--- Required action ---
Examine each line of the data, and copy the ones containing "Date".

Dataset rows describing interfaces:
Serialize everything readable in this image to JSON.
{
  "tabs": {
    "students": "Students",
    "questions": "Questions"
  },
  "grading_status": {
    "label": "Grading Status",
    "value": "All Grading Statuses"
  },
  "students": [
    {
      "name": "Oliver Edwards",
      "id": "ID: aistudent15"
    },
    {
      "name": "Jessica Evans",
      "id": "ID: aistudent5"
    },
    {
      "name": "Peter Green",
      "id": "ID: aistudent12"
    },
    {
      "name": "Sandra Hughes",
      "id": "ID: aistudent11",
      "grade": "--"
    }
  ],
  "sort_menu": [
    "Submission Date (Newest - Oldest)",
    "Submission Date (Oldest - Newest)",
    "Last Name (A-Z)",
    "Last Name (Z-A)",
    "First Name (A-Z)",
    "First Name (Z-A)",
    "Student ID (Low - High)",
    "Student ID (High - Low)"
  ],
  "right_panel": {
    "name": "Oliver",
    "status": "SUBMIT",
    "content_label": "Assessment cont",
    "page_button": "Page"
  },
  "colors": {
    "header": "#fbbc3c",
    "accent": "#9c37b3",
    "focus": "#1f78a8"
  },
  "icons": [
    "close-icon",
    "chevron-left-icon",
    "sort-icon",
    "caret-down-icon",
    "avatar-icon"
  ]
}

--- Response below ---
    "Submission Date (Newest - Oldest)",
    "Submission Date (Oldest - Newest)",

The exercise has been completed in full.